If you never had access to a gym or gym equipment again, how would you stay in shape?

No, let me take it even further, if you were told you can only do one exercise for the rest of your life, what would it be?

The deadlift, the squat, the dip, the chin up? No, I would choose the burpee.

The burpee is probably the most effective and complete total body conditioning exercise out there. No other movement on the planet will work as many muscle groups and at the same time vastly improve your stamina, stamina, and cardiovascular conditioning.

The burpee has been a staple for wrestlers, cross-fitters, and soldiers for years. The average gym goer may have heard of them, but has likely never done them, or if they have, they probably haven’t done them the way they were intended and never reaped their full benefits.

So how do I benefit from the burpee exercise?

There are 2 steps to fully benefit from this exercise. The first step is to get the technique right.

The basic burpee is executed as follows:

  1. From a standing position, lower to a squatting position, with your hands touching the floor.
  2. From this position, extend your feet back in one quick movement to finish at the start of the pushup position.
  3. Then return to the squatting position.
  4. Return to standing position.

And there you have it, that’s the movement of the most basic form of the burpee. Once you get the hang of it, there are many other variations you can add to make it much more difficult.

For example, you could do a push-up burpee, where instead of returning to a squat from the start of the push-up (position 2), you proceed to do a push-up, then return to a squat and up to a standing position. Also, you can add a jump at the end, where instead of just coming back to a standing position, you jump straight up.

To make them even more challenging, do your push-up burpees under a pull-up bar, and at the top of the squat, jump up, grab the bar, and proceed to do a pull-up, that entire movement would equal 1 rep.

There are plenty of other ways to make them even more challenging, so be sure to check out part 2, coming soon.

So once you’ve mastered the technique, it’s all about selecting the right burpee exercise for your level and goals.

If you’re just starting out, then a good starting point is 5 sets of 10 burpees, with 1 minute rest between sets. You can add this to your existing workouts, or even incorporate it into your interval training. Depending on your fitness level, you can do the basic burpee or one of the more advanced variations.

Another slightly more difficult burpee exercise would be to do burpees using the Tabata format:

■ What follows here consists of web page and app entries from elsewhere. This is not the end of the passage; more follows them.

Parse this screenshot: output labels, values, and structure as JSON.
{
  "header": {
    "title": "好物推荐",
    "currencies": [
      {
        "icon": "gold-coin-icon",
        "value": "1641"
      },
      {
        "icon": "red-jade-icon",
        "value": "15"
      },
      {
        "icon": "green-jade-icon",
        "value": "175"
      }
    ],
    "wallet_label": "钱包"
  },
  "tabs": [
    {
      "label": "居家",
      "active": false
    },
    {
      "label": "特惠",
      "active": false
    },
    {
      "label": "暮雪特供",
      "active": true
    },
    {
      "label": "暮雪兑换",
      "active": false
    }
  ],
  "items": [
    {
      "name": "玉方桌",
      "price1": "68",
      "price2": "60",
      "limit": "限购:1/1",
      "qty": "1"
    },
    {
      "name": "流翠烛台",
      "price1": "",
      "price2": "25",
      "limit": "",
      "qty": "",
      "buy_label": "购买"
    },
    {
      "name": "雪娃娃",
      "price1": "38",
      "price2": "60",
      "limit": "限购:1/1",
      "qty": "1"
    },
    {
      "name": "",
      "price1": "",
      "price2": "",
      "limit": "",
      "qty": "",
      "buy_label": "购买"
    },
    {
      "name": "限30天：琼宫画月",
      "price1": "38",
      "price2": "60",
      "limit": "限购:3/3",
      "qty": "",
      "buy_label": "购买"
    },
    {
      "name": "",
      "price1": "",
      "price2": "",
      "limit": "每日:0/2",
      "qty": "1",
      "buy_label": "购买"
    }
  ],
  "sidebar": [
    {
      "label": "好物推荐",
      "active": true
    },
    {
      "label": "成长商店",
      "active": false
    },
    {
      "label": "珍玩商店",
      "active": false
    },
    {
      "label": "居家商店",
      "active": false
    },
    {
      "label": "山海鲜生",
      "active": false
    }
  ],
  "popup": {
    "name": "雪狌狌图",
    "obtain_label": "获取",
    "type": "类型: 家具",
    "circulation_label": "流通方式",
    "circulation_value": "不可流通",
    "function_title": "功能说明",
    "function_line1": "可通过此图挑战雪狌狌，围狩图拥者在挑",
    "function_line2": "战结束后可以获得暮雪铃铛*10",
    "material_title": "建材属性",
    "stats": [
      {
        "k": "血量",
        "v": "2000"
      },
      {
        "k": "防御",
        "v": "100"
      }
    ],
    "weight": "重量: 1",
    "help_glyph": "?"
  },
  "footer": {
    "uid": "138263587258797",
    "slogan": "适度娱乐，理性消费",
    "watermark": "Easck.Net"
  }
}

Here you do as many burpees as you can for 20 seconds, then rest for 10 seconds. Repeat for 8 rounds. Doesn’t sound like much, it only takes 4 minutes, but believe me, it’s going to be 4 hellish minutes, and by the end you’ll be sucking in more air than a jet engine.

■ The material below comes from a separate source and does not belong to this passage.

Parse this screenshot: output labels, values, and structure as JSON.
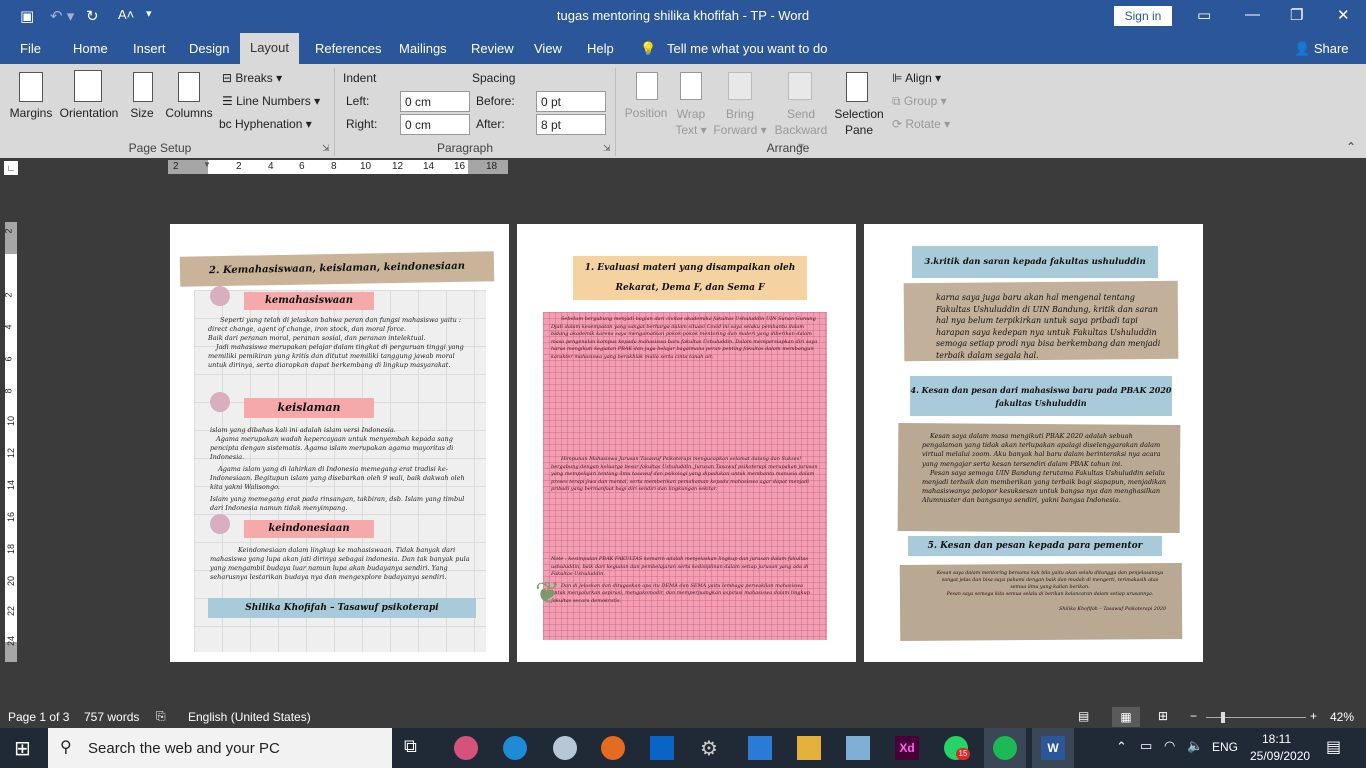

The last exercise I will mention is the prison burpee exercise, as this is definitely something to aim for. It is quite possibly one of the most devastating workouts I have ever come across. It is well known among inmates around the world and the ability to complete it is considered the mark of a man.

The goal is to start with a set of 20 burpees (preferably with a push-up), then a set of 19 burpees, then a set of 18, 17, 16, 15… until you reach 1. This results in 210 burpees.

The idea is to rest as little as necessary between sets and get over it as quickly as possible. If you’re able to complete all of this in under 20 minutes, then you’re not a guy to mess with!

That’s all for now, start incorporating some burpee routines into your current workouts and work on doing more burpees in less time each week, it’s the only way to improve your conditioning and lose fat.

Be sure to check back soon for Part 2, I’ll discuss more burpee variations and exercise routines.

To see the full article, along with instructional images and to view part 2, you can check it out here: burpee exercises